Supplied data:
┏━━

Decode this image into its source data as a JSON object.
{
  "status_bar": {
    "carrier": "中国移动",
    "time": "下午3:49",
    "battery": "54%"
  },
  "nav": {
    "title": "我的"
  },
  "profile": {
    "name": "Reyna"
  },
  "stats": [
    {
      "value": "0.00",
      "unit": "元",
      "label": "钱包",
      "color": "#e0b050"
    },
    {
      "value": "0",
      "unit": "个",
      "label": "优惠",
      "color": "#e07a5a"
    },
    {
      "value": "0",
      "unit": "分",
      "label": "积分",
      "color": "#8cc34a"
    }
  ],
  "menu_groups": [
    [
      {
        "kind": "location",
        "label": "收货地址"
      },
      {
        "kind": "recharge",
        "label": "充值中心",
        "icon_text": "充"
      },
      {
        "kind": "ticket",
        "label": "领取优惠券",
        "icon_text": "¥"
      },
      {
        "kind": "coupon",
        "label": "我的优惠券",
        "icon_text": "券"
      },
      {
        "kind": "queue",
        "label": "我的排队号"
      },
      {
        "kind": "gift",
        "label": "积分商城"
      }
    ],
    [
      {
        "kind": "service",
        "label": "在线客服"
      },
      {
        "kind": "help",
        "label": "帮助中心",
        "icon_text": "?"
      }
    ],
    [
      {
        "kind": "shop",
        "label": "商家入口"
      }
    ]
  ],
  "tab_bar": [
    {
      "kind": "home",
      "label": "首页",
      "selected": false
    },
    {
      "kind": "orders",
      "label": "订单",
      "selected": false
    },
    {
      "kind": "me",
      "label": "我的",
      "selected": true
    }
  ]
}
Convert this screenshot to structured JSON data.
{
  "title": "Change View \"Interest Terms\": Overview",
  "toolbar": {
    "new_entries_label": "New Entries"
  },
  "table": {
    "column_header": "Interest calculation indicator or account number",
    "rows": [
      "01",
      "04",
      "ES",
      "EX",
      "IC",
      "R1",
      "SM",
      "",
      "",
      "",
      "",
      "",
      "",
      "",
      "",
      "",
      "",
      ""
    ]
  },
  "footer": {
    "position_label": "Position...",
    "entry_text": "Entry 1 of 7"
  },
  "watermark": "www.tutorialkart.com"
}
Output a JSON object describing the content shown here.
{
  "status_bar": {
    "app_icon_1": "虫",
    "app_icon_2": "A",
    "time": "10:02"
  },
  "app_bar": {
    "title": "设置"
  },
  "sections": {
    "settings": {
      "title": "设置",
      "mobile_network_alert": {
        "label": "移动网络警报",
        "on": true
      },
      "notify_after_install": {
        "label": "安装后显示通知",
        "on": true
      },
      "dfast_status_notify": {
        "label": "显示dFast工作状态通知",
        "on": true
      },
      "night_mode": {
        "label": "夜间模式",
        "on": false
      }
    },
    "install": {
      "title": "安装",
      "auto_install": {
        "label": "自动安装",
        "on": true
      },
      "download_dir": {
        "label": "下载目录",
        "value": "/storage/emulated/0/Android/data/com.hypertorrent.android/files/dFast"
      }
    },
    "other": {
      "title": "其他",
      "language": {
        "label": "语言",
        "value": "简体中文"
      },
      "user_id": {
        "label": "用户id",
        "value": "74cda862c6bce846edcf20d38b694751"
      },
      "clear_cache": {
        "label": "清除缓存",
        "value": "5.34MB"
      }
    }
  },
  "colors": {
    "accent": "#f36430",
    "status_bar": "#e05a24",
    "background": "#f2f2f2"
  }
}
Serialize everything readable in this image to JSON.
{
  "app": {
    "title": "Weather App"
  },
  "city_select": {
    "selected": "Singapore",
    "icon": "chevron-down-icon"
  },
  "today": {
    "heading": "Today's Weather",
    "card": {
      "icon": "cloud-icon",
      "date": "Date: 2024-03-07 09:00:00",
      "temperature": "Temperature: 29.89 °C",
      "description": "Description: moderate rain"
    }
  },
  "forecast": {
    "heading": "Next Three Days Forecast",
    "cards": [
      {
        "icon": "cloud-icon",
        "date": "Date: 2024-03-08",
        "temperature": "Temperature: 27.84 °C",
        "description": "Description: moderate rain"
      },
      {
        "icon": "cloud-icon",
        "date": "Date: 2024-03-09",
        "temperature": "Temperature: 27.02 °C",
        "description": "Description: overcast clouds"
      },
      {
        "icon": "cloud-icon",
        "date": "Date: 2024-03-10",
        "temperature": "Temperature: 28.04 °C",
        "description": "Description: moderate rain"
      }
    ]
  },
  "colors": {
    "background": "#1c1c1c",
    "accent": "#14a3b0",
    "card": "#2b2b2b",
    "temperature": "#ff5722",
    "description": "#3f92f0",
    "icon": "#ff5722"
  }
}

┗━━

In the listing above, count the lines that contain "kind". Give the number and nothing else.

Result: 12